point out that because of microcephaly, apparent increases in activation volume in the FASD population could be a result of structural abnormality or improper image registration. Therefore, studies in which anatomical images are normalized to common space may be distorting the activation differences. In this study, we wished to control for this potential methodological issue. We verified that whole brain activation differences between non-dysmorphic and dysmorphic PAE groups and controls were not significant when normalized to whole brain anatomical size (p=0.35 and p=0.39, respectively). Therefore, for our activation volume measurements, we utilized a warping method in which regions of interest were chosen by Talairach atlas in common space and their masks were warped with the inverse matrix back into original space for each individual. The activation volumes in each ROI were then normalized to the size of the whole ROI for each individual. In this way the regions of interest analyzed were uniquely sized and standardized for each individual, making the number of active voxels in the region more accurate.

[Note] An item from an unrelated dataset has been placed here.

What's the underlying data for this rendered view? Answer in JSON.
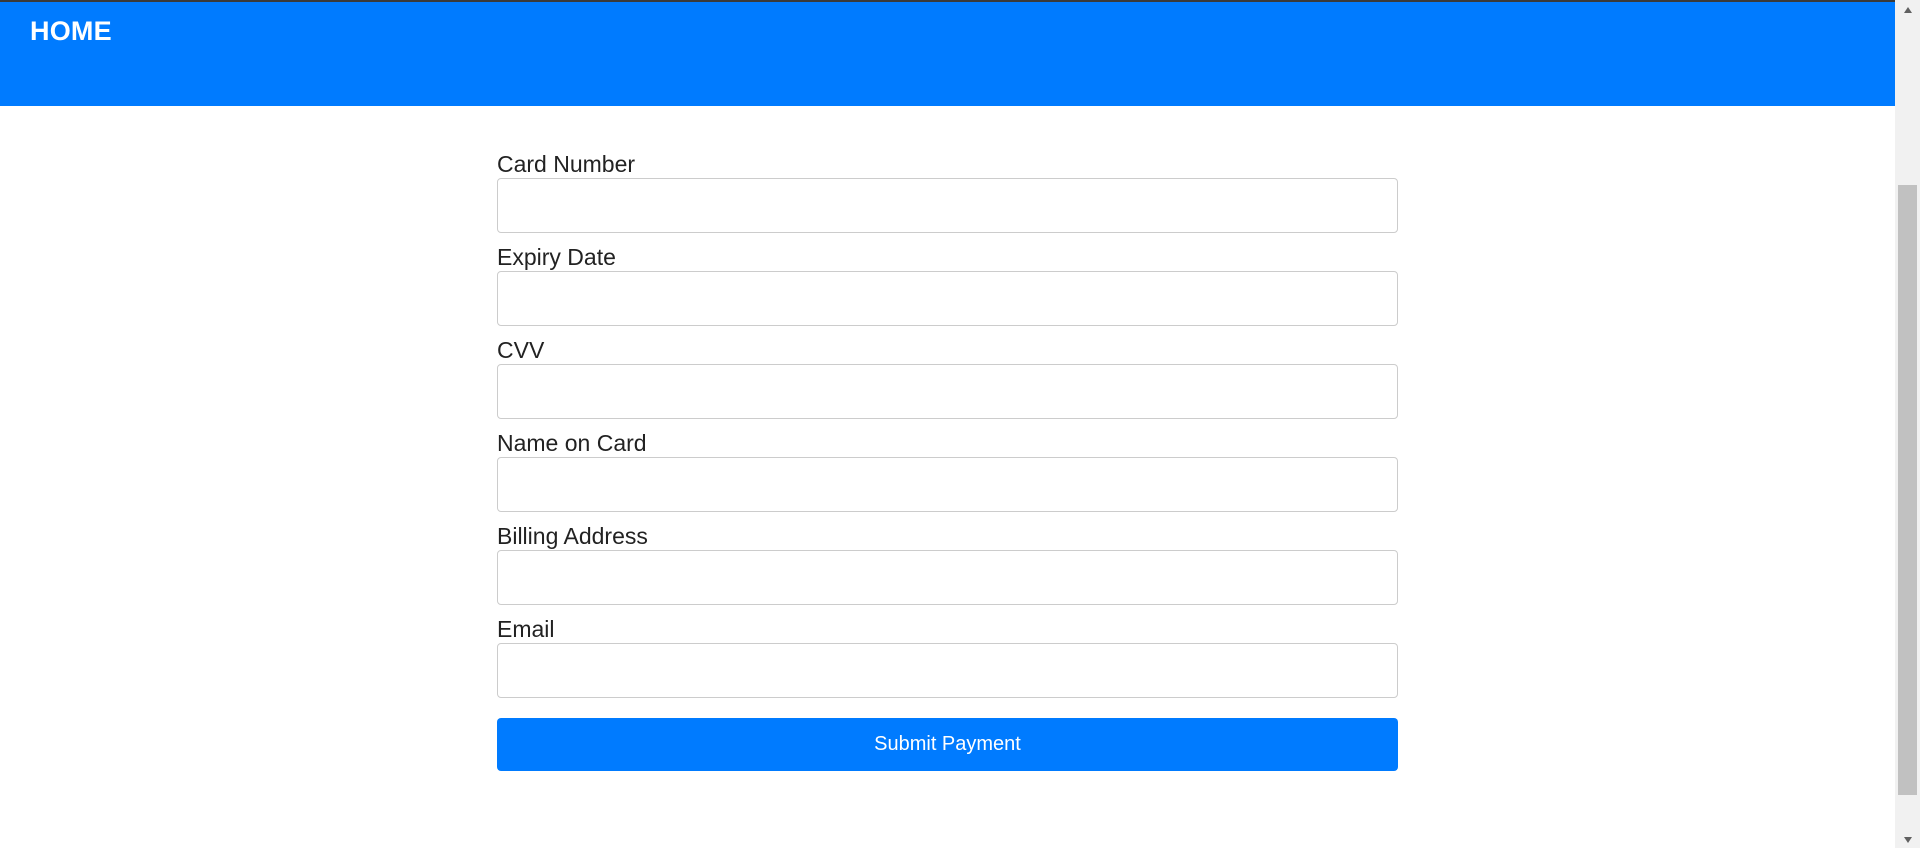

As noted in the Results section, while the dysmorphic PAE group performed more poorly overall on the subtraction task, no correlation was found between this behavioral performance and activation. The use of different strategies by different subjects (e.g., rote memorization, counting) is a possible explanation for the general lack of association between activation and task performance. However, several studies have shown activation patterns in the parietal lobe varying with arithmetic competency (Delazer et al., 2003
; Fehr et al., 2007
; Grabner et al., 2007
), including degree of automaticity and efficient functioning with task (Ischebeck et al., 2006
) and these results suggest that further research is needed to evaluate the relationship between performance and activation.
A next step in understanding the relationship between structural damage induced by PAE exposure and its effects on the functional brain activation is to obtain a more direct correlation between performance and brain activity for cognitive tasks. Using a simpler task could decrease the high variance in activation measures and elucidate a quantifiable relationship between arithmetic calculation and neuronal activation in alcohol affected and exposed individuals. It should also be noted that since the brain regions affected in the present study are associated specifically with subtraction, a paradigm consisting of several different arithmetic operations could elucidate the extent of dyscalculia in the affected population.
The behavioral and imaging results of this study suggest that prenatal alcohol exposure is associated with diminished arithmetic processing capabilities and that such deficits are the result of functional damage to regions known to be associated with mathematical calculation. Specifically, the dysmorphic PAE group appears to have marked impairment in recruiting neurons from bilateral parietal and medial frontal regions for arithmetic processing. Given prior characterization of the neural correlates of arithmetic operations, more heavily exposed alcohol-affected individuals may have difficulty with both the operation itself and its complexity. Furthermore, that the non-dysmorphic PAE group did not have significant activation or performance problems implies a range of responses to the teratogenic exposure that require further study to delineate. Overall, the findings of this study further support the direct relationship between prenatal alcohol exposure and functional brain damage, specifically elucidating a neurological basis for observed arithmetic deficit.